A British marine archaeologist claims to have found the remains of Flight MH370 - more than 3,000 miles from the current search area.
Tim Akers has been studying Australian waters off Perth for year in a search for remains of HMAS Sydney, the country’s lost World War Two warship.
So far international air, sea and satellite searches for the doomed Malaysian Airlines plane have proved fruitless, but Mr Akers, 56, says he’s located the jet’s tail off the coast of Vietnam.
His claims may be more credible than you’d think - in 2006 Mr Akers said he’d found HMAS Sydney, despite 60 years of government and international searches.
His claim was then seemingly verified in March 2008 when the wreck was discovered by American marine scientist David Mearns, near the same location Mr Akers predicted off the coast of Australia.
There are inconsistencies in Mr Akers' sighting however - most notably the large tanker spotted near the supposed plane debris.
But Mr Akers believes boats registered to Vietnam have been in contact with the 'debris' supposedly spotted in the South China Sea.
He says the boat pictured next to the sighting is a Vietnamese floating storage production ship.
And while the marine researcher claims the mysterious shape is debris from Flight MH370, others have dismissed it simply as an oil flare.
Mr Akers’ search method combines images from different parts of the light spectrum. Using software he developed, he said he’s able to look 10,000 feet under the sea.
By processing data from satellite images from Landsat 7 - NASA's primary photographic satellite and the basis for Google Earth - he has been scouring the area for missing flight MH370.
Mr Akers said he has now identified a section of what he believes is a tail of the jet off the coast of Vietnam - around 1,000 miles from where the plane took off in Kuala Lumpur.
His findings appear to support reports this week from former pilot Michael Hoebel, from New York, who believes he found the wreckage of the flight off the coast of Thailand.
Mr Akers claims to have identified sections of the aircraft close to where Vietnam authorities received a report from oil workers, who saw a plane burning coming out of the sky.

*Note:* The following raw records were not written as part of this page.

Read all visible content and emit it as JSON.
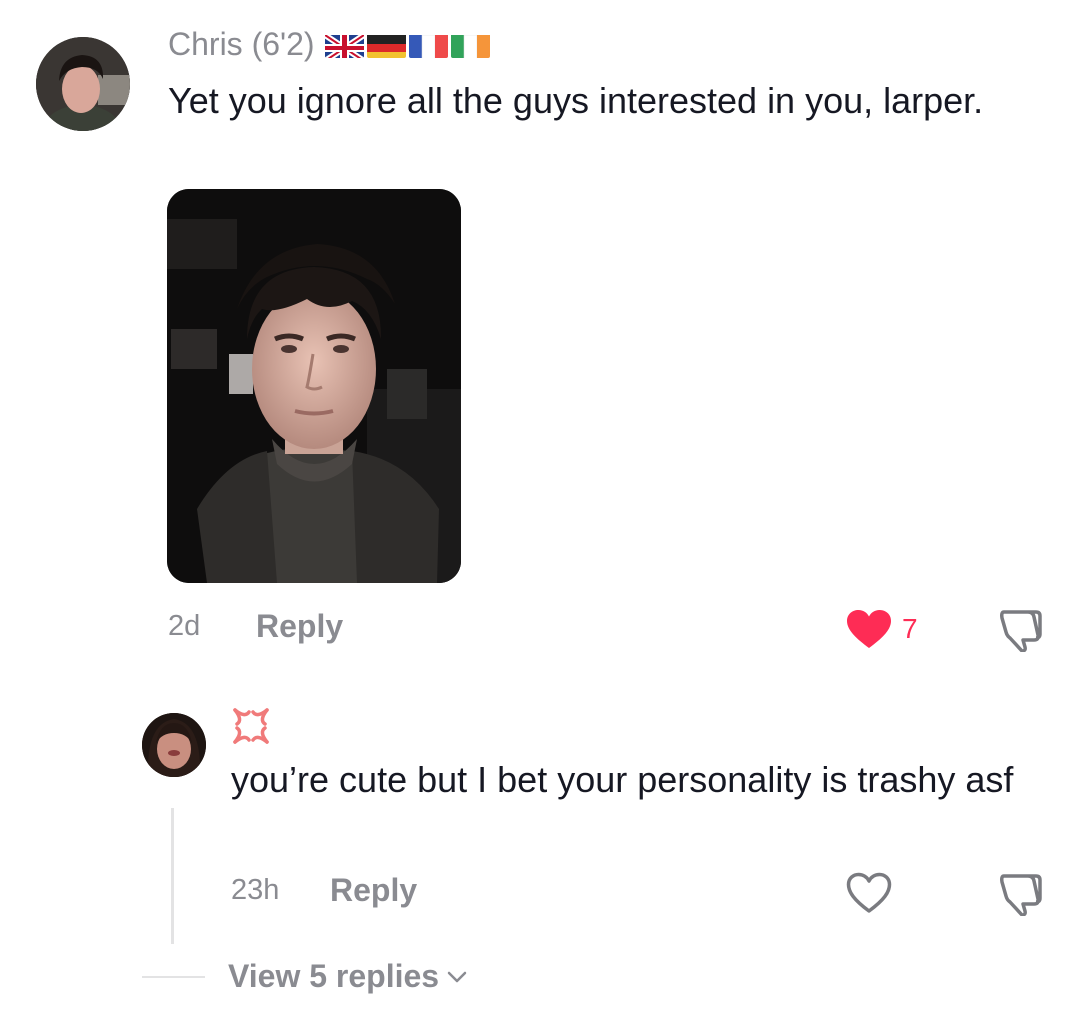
{
  "comment": {
    "username": "Chris (6'2)",
    "flags": [
      "uk-flag",
      "germany-flag",
      "france-flag",
      "ireland-flag"
    ],
    "text": "Yet you ignore all the guys interested in you, larper.",
    "time": "2d",
    "reply_label": "Reply",
    "like_count": "7",
    "liked": true
  },
  "reply": {
    "username_emoji": "angry-symbol-emoji",
    "text": "you’re cute but I bet your personality is trashy asf",
    "time": "23h",
    "reply_label": "Reply",
    "liked": false
  },
  "view_replies": {
    "label": "View 5 replies"
  },
  "colors": {
    "like_red": "#fe2c55",
    "secondary_text": "#8a8b91",
    "primary_text": "#161823"
  }
}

The marine archaeologist - who is referenced as an independent researcher with the National Maritime Museum - said the jet having crashed in the South China Sea was far more plausible than it making it to the Southern Ocean.
Images taken by Tim from satellite scans appear to show what he claims are a 'tail', 'wings' and other debris.
Mr Akers, from Wetherby, North Yorkshire, said: 'There are a lot of theories around at the moment but that is wreckage from flight MH370.
'As to why the ship would have passed it by or not reported it, I do believe there could be something more sinister going on the authorities may not be telling us.
'The problem with the debris field in the Southern Ocean is that it has to be considered - what other material could be mimicking the debris?
'The only material that could be giving off signals randomly and persistently and multi-coloured debris is remnants from the Indian Ocean Tsunami in 2004 which is still trapped in currents.
'The Japanese earthquake was the same magnitude and its debris is still travelling across the Pacific Ocean - it too will have things which are making noise on scans in the sea.
'The very fact that no debris from a crashed aircraft has been seen or found at sea or on land or beach in Australia so far gives good reason to doubt there's any truth in it ever having been there.
'Reports from the pilot in the US that the plane is seen off Thailand would back up my findings because the plane would break up soon afterwards and the currents in that region are strong.'
He said it also appeared on his images that ships registered to Vietnam have been in contact with the wreckage.
He said: 'There's no question it could be anything else, because aircraft parts are very distinctive.
'Having seen the oil rig worker's report of the crash and NASA's satellite images of the area it would seem strange the Malaysian authorities have dismissed the area out of hand.
'Logically they should have checked it out by aircraft at low altitude and by a surface warship, but it looks like they chose not to. That in itself is very odd.
'Fortunately the water there is shallow as it's on the continental shelve and there will be debris all over the sea floor.'
Tim has published his claims on his site www.australias-titanic.com.